• How to complete this task: The expected result is a word-for-word copy of the entries, minus any pictures.

• Supplied material:
=====

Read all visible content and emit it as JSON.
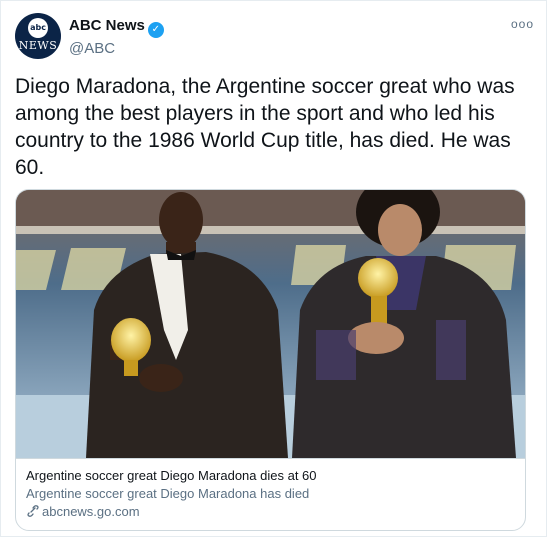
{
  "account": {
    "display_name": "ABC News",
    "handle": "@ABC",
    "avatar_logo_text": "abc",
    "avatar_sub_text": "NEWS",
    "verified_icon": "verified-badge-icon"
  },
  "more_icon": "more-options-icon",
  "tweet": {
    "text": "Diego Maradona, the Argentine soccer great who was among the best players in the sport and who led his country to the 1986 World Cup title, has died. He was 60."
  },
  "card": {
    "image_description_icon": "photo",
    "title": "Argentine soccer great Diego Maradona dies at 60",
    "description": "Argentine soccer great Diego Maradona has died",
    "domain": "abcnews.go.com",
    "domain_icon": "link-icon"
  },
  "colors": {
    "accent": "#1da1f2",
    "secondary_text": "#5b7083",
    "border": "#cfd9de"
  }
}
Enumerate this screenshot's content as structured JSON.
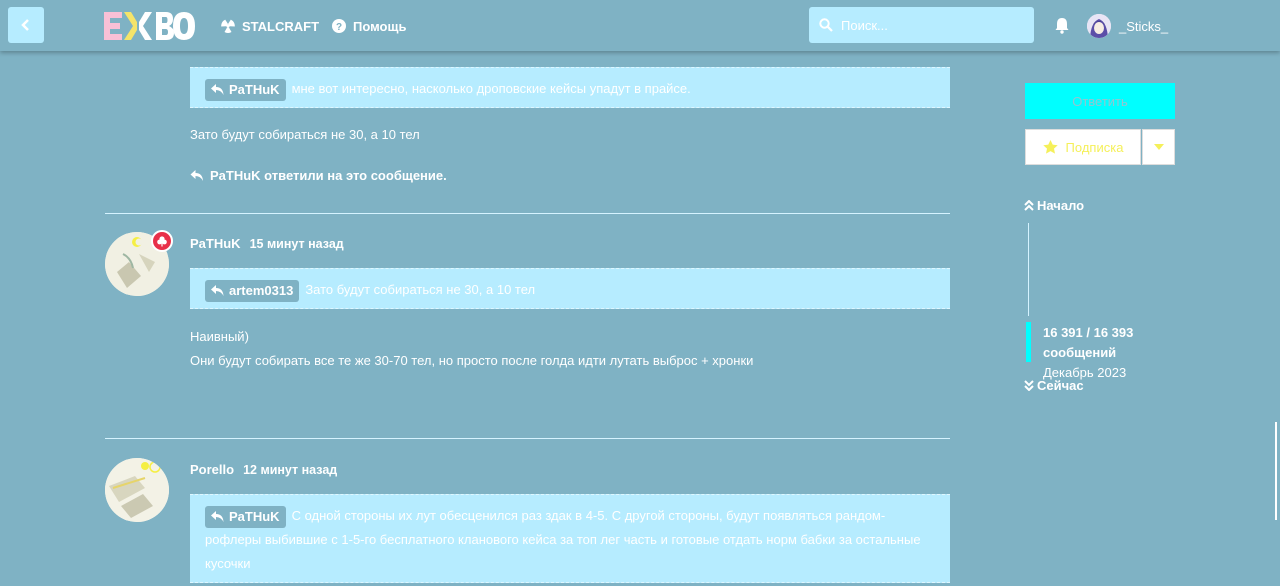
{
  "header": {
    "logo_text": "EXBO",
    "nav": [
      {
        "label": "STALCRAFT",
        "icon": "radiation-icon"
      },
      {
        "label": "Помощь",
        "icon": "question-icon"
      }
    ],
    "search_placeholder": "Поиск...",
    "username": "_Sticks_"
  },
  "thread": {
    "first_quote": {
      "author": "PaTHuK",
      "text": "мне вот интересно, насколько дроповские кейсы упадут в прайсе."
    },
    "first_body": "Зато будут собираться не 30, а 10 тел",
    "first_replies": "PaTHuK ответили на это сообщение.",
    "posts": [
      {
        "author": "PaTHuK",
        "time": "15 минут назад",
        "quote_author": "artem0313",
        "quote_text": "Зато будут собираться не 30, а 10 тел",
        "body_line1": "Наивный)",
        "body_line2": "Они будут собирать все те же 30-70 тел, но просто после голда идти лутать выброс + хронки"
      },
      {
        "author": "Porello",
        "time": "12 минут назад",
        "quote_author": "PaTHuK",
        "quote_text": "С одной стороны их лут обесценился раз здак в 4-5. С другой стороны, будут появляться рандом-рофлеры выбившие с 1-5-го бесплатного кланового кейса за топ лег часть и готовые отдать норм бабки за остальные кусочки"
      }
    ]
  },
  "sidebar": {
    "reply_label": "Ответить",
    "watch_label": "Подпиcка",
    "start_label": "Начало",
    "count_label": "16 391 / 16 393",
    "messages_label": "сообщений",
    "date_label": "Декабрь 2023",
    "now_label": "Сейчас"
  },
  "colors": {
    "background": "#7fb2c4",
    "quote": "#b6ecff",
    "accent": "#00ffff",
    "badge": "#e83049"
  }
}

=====

• Exercise output:
Read all visible content and emit it as JSON.
{
  "account": {
    "display_name": "ABC News",
    "handle": "@ABC",
    "avatar_logo_text": "abc",
    "avatar_sub_text": "NEWS",
    "verified_icon": "verified-badge-icon"
  },
  "more_icon": "more-options-icon",
  "tweet": {
    "text": "Diego Maradona, the Argentine soccer great who was among the best players in the sport and who led his country to the 1986 World Cup title, has died. He was 60."
  },
  "card": {
    "image_description_icon": "photo",
    "title": "Argentine soccer great Diego Maradona dies at 60",
    "description": "Argentine soccer great Diego Maradona has died",
    "domain": "abcnews.go.com",
    "domain_icon": "link-icon"
  },
  "colors": {
    "accent": "#1da1f2",
    "secondary_text": "#5b7083",
    "border": "#cfd9de"
  }
}
Enumerate this screenshot's content as structured JSON.
{
  "header": {
    "logo_text": "EXBO",
    "nav": [
      {
        "label": "STALCRAFT",
        "icon": "radiation-icon"
      },
      {
        "label": "Помощь",
        "icon": "question-icon"
      }
    ],
    "search_placeholder": "Поиск...",
    "username": "_Sticks_"
  },
  "thread": {
    "first_quote": {
      "author": "PaTHuK",
      "text": "мне вот интересно, насколько дроповские кейсы упадут в прайсе."
    },
    "first_body": "Зато будут собираться не 30, а 10 тел",
    "first_replies": "PaTHuK ответили на это сообщение.",
    "posts": [
      {
        "author": "PaTHuK",
        "time": "15 минут назад",
        "quote_author": "artem0313",
        "quote_text": "Зато будут собираться не 30, а 10 тел",
        "body_line1": "Наивный)",
        "body_line2": "Они будут собирать все те же 30-70 тел, но просто после голда идти лутать выброс + хронки"
      },
      {
        "author": "Porello",
        "time": "12 минут назад",
        "quote_author": "PaTHuK",
        "quote_text": "С одной стороны их лут обесценился раз здак в 4-5. С другой стороны, будут появляться рандом-рофлеры выбившие с 1-5-го бесплатного кланового кейса за топ лег часть и готовые отдать норм бабки за остальные кусочки"
      }
    ]
  },
  "sidebar": {
    "reply_label": "Ответить",
    "watch_label": "Подпиcка",
    "start_label": "Начало",
    "count_label": "16 391 / 16 393",
    "messages_label": "сообщений",
    "date_label": "Декабрь 2023",
    "now_label": "Сейчас"
  },
  "colors": {
    "background": "#7fb2c4",
    "quote": "#b6ecff",
    "accent": "#00ffff",
    "badge": "#e83049"
  }
}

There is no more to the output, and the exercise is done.